Do you have a cochlear implant? An intraocular lens in your eye? A prosethetic leg with microservos? You may not realize it, but you're standing on the front line of a new age of medical augmentation, one that's raising a host of complex questions.
Who owns the expensive implant that allows you to hear or see better or the sleek thin blades that let you sprint faster? How are upgrades to your device handled? What happens to you and your device if that company goes out of business? Do the answers change if the procedure is elective rather than life-saving?
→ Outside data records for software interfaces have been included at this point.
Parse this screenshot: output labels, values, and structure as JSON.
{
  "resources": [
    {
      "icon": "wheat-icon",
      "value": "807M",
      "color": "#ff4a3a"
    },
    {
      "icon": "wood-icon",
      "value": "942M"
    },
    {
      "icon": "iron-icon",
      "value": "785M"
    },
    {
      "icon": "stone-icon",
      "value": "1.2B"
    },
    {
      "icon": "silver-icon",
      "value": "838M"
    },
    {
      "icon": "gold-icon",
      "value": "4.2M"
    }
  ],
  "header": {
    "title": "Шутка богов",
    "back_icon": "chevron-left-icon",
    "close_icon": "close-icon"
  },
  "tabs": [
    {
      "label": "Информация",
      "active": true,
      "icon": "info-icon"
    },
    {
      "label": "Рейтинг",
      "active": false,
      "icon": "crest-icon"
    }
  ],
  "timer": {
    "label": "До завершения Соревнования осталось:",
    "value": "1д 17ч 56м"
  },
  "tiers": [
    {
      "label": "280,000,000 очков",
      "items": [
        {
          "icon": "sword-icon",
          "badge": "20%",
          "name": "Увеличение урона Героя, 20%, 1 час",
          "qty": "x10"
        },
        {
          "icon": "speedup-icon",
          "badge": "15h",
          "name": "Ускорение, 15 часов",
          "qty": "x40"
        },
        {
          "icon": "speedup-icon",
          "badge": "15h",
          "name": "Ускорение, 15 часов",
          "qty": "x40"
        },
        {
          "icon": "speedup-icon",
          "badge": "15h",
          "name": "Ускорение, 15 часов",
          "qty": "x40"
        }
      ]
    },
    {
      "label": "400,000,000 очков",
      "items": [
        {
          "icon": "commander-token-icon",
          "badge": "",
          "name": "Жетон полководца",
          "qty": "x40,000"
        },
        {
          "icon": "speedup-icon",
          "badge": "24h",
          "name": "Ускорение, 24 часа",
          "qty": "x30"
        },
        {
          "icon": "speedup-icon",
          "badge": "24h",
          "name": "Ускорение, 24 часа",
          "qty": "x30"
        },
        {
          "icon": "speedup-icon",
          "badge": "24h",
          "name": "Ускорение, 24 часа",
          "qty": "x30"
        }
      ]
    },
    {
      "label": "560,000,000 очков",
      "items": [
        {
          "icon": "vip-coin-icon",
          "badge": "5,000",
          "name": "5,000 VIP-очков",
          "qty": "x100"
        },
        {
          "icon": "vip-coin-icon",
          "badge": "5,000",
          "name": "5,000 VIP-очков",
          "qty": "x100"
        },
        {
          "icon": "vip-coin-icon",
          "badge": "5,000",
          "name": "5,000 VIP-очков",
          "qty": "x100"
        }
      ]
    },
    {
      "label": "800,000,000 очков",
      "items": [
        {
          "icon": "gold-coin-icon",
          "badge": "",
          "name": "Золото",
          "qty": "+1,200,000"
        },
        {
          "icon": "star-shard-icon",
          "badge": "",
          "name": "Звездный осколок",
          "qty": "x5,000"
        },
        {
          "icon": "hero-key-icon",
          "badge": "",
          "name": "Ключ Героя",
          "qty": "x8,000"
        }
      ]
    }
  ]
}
No one has easy answers, or even much beyond informed speculation -- certainly not the doctors we spoke to for this article or the medical students who addressed medical augmentation at a Defcon 20 session last month in Las Vegas. But all agree on one thing: A new frontier of medical augmentation isn't just coming sooner than you think. It's already here, as society moves from medically necessary augmentation to elective procedures. Call it human hacking. … Read more